July 10, 2009
Salmon en Papillote
by Gareth Mark
Cooking en papillote is an easy do-ahead preparation that is virtually foolproof, and it's a fabulous way to impress guests! Children also enjoy being able to rip open the little present you've left on their plates.
Start by removing the pin bones from the fish if it has any. Lay out a sheet of parchment paper. Visually divide the sheet in half, then center the fish in the middle of one half. For this dish, I used a salmon fillet. Season the fish, then add whatever vegetables you wish to serve with it. In addition to salt, I used fresh dill and thinly sliced lemon. For vegetables I used red bell pepper and green beans. The whole was topped with some caramelized onions and about a tablespoon of butter to make a sauce.
Fold the parchment in half and crimp the edges. I find that simply crimping and tucking as I work my way around works fine. Sometimes it takes an extra fold or two to get the package to hold together. Carefully slide the packet onto a baking sheet. If you're making this ahead of time, put it in the refrigerator until time to cook.
When you're ready to eat, slide the baking sheet into a medium oven and cook until done. You won't be able to check for doneness, so be sure you have a good idea how long the fish will take. The salmon fillet I used needed 12 minutes. Remember that when cooking en papillote you're partially steaming what you're cooking, so things cook faster. It's better to stop too soon with fish than to overcook, so err on the side of shorter cooking times. Besides, things keep cooking for awhile in the packet because of residual heat.

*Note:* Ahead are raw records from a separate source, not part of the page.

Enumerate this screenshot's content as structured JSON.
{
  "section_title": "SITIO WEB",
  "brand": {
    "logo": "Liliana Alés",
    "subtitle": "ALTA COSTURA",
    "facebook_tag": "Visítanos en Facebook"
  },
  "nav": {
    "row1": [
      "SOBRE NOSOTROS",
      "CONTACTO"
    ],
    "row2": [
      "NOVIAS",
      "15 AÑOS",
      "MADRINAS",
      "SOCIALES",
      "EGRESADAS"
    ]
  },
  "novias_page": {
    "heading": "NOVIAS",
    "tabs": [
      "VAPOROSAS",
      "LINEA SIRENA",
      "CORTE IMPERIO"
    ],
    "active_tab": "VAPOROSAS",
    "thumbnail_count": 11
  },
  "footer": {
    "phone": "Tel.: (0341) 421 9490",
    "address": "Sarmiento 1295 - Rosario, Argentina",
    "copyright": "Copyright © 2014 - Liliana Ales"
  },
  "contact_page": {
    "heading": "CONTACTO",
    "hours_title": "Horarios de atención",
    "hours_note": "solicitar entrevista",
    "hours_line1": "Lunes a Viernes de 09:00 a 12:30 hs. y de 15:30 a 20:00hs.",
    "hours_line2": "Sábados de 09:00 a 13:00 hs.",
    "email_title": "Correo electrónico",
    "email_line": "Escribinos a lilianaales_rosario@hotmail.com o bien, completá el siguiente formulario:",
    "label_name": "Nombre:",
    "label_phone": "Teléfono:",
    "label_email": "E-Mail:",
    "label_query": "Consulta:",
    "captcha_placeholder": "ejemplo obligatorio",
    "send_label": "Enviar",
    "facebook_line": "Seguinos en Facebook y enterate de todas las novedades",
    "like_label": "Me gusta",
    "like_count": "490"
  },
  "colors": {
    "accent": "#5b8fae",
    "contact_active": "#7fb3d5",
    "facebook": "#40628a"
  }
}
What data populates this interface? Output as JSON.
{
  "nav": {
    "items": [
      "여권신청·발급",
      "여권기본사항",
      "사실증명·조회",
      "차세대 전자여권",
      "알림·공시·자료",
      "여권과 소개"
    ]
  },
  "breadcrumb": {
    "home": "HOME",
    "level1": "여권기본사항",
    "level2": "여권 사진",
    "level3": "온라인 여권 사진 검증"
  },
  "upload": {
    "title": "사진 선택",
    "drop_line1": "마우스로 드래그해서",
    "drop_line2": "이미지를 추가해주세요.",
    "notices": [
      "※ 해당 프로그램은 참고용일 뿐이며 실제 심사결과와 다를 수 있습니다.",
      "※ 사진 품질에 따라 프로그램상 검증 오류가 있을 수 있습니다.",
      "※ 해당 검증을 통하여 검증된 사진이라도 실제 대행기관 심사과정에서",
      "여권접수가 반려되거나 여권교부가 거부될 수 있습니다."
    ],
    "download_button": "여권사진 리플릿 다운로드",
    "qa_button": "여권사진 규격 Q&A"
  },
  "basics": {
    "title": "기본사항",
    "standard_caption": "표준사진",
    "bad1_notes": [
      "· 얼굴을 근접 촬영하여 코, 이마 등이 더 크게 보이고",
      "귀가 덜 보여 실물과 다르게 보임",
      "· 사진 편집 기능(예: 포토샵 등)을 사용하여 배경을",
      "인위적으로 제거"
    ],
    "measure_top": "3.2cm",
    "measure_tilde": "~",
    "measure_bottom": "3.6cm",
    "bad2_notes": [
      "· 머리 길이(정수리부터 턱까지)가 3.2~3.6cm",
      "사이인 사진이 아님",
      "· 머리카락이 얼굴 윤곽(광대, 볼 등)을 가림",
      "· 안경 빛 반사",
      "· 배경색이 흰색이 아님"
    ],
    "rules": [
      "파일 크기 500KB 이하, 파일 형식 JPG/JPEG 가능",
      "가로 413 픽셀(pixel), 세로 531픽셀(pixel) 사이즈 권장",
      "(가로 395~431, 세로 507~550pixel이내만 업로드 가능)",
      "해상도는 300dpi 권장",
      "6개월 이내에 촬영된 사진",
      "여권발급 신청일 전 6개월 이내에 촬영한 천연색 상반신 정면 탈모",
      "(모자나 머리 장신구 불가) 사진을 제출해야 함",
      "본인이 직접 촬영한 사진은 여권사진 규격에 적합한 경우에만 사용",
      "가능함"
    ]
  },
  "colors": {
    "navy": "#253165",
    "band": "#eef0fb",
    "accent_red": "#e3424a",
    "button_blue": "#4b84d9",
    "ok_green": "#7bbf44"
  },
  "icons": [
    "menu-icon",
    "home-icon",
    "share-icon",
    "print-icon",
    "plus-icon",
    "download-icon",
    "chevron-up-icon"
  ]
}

Carefully place the packets on plates and serve. Your guests will tear open the packet to release a wonderfully aromatic steam and find everything inside is cooked just right with flavors that are distinct, yet with notes from the other items in the packet.